(Dataset rows describing interfaces)
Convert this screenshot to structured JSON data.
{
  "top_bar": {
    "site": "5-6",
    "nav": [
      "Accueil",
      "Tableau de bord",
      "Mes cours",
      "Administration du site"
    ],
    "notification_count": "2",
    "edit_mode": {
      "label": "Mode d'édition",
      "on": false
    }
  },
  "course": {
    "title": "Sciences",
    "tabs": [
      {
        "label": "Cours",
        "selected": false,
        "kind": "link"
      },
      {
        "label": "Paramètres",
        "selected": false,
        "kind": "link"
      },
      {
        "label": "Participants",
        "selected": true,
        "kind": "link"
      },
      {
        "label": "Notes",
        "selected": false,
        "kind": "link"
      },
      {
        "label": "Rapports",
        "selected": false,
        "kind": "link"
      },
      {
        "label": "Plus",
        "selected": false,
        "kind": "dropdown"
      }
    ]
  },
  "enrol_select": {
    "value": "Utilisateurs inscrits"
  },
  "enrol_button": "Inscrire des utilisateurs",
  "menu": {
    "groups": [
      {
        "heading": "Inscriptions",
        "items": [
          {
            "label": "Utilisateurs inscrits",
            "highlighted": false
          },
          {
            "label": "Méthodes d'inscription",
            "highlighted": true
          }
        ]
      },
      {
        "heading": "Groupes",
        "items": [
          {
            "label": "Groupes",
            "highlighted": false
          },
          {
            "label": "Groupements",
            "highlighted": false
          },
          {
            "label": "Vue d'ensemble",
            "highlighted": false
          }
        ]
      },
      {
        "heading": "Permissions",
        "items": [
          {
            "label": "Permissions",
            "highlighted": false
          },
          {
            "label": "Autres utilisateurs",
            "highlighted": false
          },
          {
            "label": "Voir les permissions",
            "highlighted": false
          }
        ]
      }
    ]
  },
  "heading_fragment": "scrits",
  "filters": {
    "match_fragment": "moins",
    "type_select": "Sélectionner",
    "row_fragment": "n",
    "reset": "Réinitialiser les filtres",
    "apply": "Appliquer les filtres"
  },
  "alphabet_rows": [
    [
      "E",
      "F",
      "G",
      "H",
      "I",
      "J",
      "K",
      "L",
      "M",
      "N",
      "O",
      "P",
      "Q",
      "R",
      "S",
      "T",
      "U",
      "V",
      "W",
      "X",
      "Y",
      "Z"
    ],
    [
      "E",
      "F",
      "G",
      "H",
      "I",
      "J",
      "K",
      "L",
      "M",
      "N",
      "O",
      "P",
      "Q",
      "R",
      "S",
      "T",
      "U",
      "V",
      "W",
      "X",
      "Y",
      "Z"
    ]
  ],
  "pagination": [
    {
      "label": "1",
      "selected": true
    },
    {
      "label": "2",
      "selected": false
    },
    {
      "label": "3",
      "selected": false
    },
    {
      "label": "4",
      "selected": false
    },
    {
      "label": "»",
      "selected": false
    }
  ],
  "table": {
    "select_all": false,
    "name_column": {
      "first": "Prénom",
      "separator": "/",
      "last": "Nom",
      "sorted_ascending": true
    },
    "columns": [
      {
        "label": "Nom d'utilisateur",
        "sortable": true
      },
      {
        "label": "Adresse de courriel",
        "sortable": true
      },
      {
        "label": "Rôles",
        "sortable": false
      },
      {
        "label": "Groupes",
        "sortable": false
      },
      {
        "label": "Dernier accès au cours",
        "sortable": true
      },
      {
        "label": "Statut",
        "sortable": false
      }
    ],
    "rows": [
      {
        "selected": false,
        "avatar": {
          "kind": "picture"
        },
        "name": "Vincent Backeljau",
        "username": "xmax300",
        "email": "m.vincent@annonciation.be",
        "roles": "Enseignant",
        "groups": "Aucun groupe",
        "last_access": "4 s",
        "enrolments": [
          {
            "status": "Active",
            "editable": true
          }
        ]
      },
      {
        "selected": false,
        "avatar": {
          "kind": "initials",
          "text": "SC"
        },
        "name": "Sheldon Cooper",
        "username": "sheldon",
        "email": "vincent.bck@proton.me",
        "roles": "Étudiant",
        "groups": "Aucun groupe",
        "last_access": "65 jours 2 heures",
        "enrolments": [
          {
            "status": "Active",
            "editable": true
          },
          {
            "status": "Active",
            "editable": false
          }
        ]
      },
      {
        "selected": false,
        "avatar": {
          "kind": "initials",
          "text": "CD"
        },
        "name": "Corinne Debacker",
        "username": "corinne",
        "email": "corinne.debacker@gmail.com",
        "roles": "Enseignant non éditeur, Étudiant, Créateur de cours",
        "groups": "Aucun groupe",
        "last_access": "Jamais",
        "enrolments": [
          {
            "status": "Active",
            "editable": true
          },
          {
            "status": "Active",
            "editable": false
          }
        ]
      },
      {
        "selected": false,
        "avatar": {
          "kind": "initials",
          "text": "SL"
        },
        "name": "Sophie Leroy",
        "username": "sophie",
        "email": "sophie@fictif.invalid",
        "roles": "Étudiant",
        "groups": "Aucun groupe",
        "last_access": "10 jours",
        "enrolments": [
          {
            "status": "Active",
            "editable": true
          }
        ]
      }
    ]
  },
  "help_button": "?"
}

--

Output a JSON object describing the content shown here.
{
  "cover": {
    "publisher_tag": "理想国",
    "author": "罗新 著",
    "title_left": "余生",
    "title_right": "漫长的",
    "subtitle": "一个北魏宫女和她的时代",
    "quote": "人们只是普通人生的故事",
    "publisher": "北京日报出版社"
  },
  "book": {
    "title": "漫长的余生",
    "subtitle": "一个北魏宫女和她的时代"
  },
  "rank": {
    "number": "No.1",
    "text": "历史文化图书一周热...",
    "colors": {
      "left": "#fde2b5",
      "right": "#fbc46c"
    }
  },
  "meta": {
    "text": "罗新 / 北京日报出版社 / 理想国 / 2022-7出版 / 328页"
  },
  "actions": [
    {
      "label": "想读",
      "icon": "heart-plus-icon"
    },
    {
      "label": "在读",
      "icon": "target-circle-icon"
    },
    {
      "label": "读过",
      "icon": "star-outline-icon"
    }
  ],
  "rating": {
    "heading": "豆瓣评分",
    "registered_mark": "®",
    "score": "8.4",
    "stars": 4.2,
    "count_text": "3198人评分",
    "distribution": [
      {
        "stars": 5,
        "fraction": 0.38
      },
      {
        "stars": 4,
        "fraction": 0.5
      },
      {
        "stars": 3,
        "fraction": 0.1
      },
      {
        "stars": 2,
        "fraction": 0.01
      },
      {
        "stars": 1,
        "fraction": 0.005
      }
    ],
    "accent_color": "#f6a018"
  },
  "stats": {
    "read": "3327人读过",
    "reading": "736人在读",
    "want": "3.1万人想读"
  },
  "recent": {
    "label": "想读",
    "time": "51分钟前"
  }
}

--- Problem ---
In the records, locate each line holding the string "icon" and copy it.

--- Completed task ---
      "icon": "heart-plus-icon"
      "icon": "target-circle-icon"
      "icon": "star-outline-icon"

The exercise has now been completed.